Given records.
==============================

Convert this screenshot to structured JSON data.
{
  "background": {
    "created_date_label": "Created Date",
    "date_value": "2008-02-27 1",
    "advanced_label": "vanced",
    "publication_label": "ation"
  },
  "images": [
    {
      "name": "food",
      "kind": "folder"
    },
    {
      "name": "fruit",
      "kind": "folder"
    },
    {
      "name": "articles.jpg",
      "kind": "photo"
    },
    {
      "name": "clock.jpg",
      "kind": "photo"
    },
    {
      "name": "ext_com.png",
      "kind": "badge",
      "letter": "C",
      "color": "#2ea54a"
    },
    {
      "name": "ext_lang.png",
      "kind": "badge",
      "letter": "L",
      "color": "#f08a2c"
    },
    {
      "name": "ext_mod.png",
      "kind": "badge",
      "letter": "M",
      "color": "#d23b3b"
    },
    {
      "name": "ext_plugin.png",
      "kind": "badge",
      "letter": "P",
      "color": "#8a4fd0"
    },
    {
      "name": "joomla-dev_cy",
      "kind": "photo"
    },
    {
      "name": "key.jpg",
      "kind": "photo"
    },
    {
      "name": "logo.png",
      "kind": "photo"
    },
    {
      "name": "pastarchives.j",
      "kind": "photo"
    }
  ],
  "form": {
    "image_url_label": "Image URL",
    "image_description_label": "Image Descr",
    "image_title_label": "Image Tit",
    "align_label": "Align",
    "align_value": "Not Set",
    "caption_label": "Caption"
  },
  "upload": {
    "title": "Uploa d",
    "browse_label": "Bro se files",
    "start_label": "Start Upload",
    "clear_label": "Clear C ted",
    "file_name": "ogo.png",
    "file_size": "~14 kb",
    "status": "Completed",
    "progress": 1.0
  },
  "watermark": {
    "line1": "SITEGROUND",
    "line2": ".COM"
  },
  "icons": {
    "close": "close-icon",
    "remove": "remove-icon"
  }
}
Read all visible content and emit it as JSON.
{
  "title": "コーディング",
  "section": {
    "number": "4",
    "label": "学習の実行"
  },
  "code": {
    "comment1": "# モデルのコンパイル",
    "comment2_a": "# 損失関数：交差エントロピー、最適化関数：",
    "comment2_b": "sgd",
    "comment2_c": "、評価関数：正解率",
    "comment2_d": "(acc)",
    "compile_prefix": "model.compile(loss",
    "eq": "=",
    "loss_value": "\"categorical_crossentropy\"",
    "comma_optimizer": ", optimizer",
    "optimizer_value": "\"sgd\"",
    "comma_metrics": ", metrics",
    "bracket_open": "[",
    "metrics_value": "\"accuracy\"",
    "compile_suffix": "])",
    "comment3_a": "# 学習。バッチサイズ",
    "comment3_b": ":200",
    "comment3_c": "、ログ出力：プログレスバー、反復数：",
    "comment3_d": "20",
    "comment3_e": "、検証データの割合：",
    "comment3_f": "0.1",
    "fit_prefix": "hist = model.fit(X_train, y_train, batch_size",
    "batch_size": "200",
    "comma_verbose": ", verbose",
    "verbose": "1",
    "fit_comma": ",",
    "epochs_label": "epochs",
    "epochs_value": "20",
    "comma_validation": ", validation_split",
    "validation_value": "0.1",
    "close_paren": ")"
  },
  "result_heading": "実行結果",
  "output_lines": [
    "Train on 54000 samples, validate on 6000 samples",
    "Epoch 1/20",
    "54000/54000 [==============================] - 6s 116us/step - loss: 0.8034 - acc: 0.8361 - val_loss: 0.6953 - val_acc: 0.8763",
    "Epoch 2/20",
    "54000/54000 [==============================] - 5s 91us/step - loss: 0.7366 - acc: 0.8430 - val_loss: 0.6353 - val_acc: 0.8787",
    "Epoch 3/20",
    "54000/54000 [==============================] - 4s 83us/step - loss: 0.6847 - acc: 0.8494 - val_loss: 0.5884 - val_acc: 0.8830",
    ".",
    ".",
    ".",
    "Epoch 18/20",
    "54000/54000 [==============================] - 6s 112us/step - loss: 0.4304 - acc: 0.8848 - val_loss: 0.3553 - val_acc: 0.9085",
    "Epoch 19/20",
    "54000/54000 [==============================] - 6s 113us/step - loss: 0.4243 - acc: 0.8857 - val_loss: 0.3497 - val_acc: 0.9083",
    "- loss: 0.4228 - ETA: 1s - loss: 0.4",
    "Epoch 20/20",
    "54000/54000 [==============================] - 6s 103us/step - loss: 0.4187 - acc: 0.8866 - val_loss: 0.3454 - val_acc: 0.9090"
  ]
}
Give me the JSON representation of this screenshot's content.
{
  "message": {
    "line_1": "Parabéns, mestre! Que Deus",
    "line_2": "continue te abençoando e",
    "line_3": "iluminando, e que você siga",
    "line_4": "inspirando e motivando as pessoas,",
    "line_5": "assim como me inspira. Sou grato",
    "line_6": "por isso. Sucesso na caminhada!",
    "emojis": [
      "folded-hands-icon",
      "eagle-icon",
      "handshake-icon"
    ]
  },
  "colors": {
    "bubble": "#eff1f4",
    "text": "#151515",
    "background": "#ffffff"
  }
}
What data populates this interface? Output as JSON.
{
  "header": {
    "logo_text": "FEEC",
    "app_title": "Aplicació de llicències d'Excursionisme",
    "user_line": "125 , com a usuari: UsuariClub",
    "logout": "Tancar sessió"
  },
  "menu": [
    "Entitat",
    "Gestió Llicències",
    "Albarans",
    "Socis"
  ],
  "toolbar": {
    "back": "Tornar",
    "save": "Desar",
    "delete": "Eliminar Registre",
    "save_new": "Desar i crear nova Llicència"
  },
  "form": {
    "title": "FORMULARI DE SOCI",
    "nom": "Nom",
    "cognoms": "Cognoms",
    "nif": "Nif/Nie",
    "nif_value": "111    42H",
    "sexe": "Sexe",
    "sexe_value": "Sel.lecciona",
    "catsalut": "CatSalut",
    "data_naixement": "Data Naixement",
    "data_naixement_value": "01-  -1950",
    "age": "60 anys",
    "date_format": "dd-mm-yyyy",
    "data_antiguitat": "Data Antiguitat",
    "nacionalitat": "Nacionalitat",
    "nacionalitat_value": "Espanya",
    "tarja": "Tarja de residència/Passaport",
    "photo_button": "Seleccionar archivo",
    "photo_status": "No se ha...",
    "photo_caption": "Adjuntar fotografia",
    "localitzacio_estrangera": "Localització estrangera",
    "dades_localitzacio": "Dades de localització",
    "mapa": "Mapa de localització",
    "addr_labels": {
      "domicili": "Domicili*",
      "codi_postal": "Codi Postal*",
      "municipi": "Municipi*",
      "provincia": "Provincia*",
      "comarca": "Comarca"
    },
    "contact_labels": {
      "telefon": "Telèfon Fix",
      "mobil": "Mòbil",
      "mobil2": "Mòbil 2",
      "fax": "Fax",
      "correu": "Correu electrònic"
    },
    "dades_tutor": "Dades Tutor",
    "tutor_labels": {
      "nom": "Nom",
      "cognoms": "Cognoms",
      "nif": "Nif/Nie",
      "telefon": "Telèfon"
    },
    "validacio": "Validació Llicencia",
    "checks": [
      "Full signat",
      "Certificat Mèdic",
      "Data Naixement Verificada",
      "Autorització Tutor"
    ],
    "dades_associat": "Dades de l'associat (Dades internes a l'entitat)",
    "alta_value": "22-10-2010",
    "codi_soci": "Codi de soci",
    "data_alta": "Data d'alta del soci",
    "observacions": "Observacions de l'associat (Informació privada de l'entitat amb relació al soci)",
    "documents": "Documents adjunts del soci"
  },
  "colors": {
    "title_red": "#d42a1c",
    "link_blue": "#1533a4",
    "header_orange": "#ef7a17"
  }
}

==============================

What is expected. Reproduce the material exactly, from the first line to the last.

Problem solution.
Convert this screenshot to structured JSON data.
{
  "background": {
    "created_date_label": "Created Date",
    "date_value": "2008-02-27 1",
    "advanced_label": "vanced",
    "publication_label": "ation"
  },
  "images": [
    {
      "name": "food",
      "kind": "folder"
    },
    {
      "name": "fruit",
      "kind": "folder"
    },
    {
      "name": "articles.jpg",
      "kind": "photo"
    },
    {
      "name": "clock.jpg",
      "kind": "photo"
    },
    {
      "name": "ext_com.png",
      "kind": "badge",
      "letter": "C",
      "color": "#2ea54a"
    },
    {
      "name": "ext_lang.png",
      "kind": "badge",
      "letter": "L",
      "color": "#f08a2c"
    },
    {
      "name": "ext_mod.png",
      "kind": "badge",
      "letter": "M",
      "color": "#d23b3b"
    },
    {
      "name": "ext_plugin.png",
      "kind": "badge",
      "letter": "P",
      "color": "#8a4fd0"
    },
    {
      "name": "joomla-dev_cy",
      "kind": "photo"
    },
    {
      "name": "key.jpg",
      "kind": "photo"
    },
    {
      "name": "logo.png",
      "kind": "photo"
    },
    {
      "name": "pastarchives.j",
      "kind": "photo"
    }
  ],
  "form": {
    "image_url_label": "Image URL",
    "image_description_label": "Image Descr",
    "image_title_label": "Image Tit",
    "align_label": "Align",
    "align_value": "Not Set",
    "caption_label": "Caption"
  },
  "upload": {
    "title": "Uploa d",
    "browse_label": "Bro se files",
    "start_label": "Start Upload",
    "clear_label": "Clear C ted",
    "file_name": "ogo.png",
    "file_size": "~14 kb",
    "status": "Completed",
    "progress": 1.0
  },
  "watermark": {
    "line1": "SITEGROUND",
    "line2": ".COM"
  },
  "icons": {
    "close": "close-icon",
    "remove": "remove-icon"
  }
}
Read all visible content and emit it as JSON.
{
  "title": "コーディング",
  "section": {
    "number": "4",
    "label": "学習の実行"
  },
  "code": {
    "comment1": "# モデルのコンパイル",
    "comment2_a": "# 損失関数：交差エントロピー、最適化関数：",
    "comment2_b": "sgd",
    "comment2_c": "、評価関数：正解率",
    "comment2_d": "(acc)",
    "compile_prefix": "model.compile(loss",
    "eq": "=",
    "loss_value": "\"categorical_crossentropy\"",
    "comma_optimizer": ", optimizer",
    "optimizer_value": "\"sgd\"",
    "comma_metrics": ", metrics",
    "bracket_open": "[",
    "metrics_value": "\"accuracy\"",
    "compile_suffix": "])",
    "comment3_a": "# 学習。バッチサイズ",
    "comment3_b": ":200",
    "comment3_c": "、ログ出力：プログレスバー、反復数：",
    "comment3_d": "20",
    "comment3_e": "、検証データの割合：",
    "comment3_f": "0.1",
    "fit_prefix": "hist = model.fit(X_train, y_train, batch_size",
    "batch_size": "200",
    "comma_verbose": ", verbose",
    "verbose": "1",
    "fit_comma": ",",
    "epochs_label": "epochs",
    "epochs_value": "20",
    "comma_validation": ", validation_split",
    "validation_value": "0.1",
    "close_paren": ")"
  },
  "result_heading": "実行結果",
  "output_lines": [
    "Train on 54000 samples, validate on 6000 samples",
    "Epoch 1/20",
    "54000/54000 [==============================] - 6s 116us/step - loss: 0.8034 - acc: 0.8361 - val_loss: 0.6953 - val_acc: 0.8763",
    "Epoch 2/20",
    "54000/54000 [==============================] - 5s 91us/step - loss: 0.7366 - acc: 0.8430 - val_loss: 0.6353 - val_acc: 0.8787",
    "Epoch 3/20",
    "54000/54000 [==============================] - 4s 83us/step - loss: 0.6847 - acc: 0.8494 - val_loss: 0.5884 - val_acc: 0.8830",
    ".",
    ".",
    ".",
    "Epoch 18/20",
    "54000/54000 [==============================] - 6s 112us/step - loss: 0.4304 - acc: 0.8848 - val_loss: 0.3553 - val_acc: 0.9085",
    "Epoch 19/20",
    "54000/54000 [==============================] - 6s 113us/step - loss: 0.4243 - acc: 0.8857 - val_loss: 0.3497 - val_acc: 0.9083",
    "- loss: 0.4228 - ETA: 1s - loss: 0.4",
    "Epoch 20/20",
    "54000/54000 [==============================] - 6s 103us/step - loss: 0.4187 - acc: 0.8866 - val_loss: 0.3454 - val_acc: 0.9090"
  ]
}
Give me the JSON representation of this screenshot's content.
{
  "message": {
    "line_1": "Parabéns, mestre! Que Deus",
    "line_2": "continue te abençoando e",
    "line_3": "iluminando, e que você siga",
    "line_4": "inspirando e motivando as pessoas,",
    "line_5": "assim como me inspira. Sou grato",
    "line_6": "por isso. Sucesso na caminhada!",
    "emojis": [
      "folded-hands-icon",
      "eagle-icon",
      "handshake-icon"
    ]
  },
  "colors": {
    "bubble": "#eff1f4",
    "text": "#151515",
    "background": "#ffffff"
  }
}
What data populates this interface? Output as JSON.
{
  "header": {
    "logo_text": "FEEC",
    "app_title": "Aplicació de llicències d'Excursionisme",
    "user_line": "125 , com a usuari: UsuariClub",
    "logout": "Tancar sessió"
  },
  "menu": [
    "Entitat",
    "Gestió Llicències",
    "Albarans",
    "Socis"
  ],
  "toolbar": {
    "back": "Tornar",
    "save": "Desar",
    "delete": "Eliminar Registre",
    "save_new": "Desar i crear nova Llicència"
  },
  "form": {
    "title": "FORMULARI DE SOCI",
    "nom": "Nom",
    "cognoms": "Cognoms",
    "nif": "Nif/Nie",
    "nif_value": "111    42H",
    "sexe": "Sexe",
    "sexe_value": "Sel.lecciona",
    "catsalut": "CatSalut",
    "data_naixement": "Data Naixement",
    "data_naixement_value": "01-  -1950",
    "age": "60 anys",
    "date_format": "dd-mm-yyyy",
    "data_antiguitat": "Data Antiguitat",
    "nacionalitat": "Nacionalitat",
    "nacionalitat_value": "Espanya",
    "tarja": "Tarja de residència/Passaport",
    "photo_button": "Seleccionar archivo",
    "photo_status": "No se ha...",
    "photo_caption": "Adjuntar fotografia",
    "localitzacio_estrangera": "Localització estrangera",
    "dades_localitzacio": "Dades de localització",
    "mapa": "Mapa de localització",
    "addr_labels": {
      "domicili": "Domicili*",
      "codi_postal": "Codi Postal*",
      "municipi": "Municipi*",
      "provincia": "Provincia*",
      "comarca": "Comarca"
    },
    "contact_labels": {
      "telefon": "Telèfon Fix",
      "mobil": "Mòbil",
      "mobil2": "Mòbil 2",
      "fax": "Fax",
      "correu": "Correu electrònic"
    },
    "dades_tutor": "Dades Tutor",
    "tutor_labels": {
      "nom": "Nom",
      "cognoms": "Cognoms",
      "nif": "Nif/Nie",
      "telefon": "Telèfon"
    },
    "validacio": "Validació Llicencia",
    "checks": [
      "Full signat",
      "Certificat Mèdic",
      "Data Naixement Verificada",
      "Autorització Tutor"
    ],
    "dades_associat": "Dades de l'associat (Dades internes a l'entitat)",
    "alta_value": "22-10-2010",
    "codi_soci": "Codi de soci",
    "data_alta": "Data d'alta del soci",
    "observacions": "Observacions de l'associat (Informació privada de l'entitat amb relació al soci)",
    "documents": "Documents adjunts del soci"
  },
  "colors": {
    "title_red": "#d42a1c",
    "link_blue": "#1533a4",
    "header_orange": "#ef7a17"
  }
}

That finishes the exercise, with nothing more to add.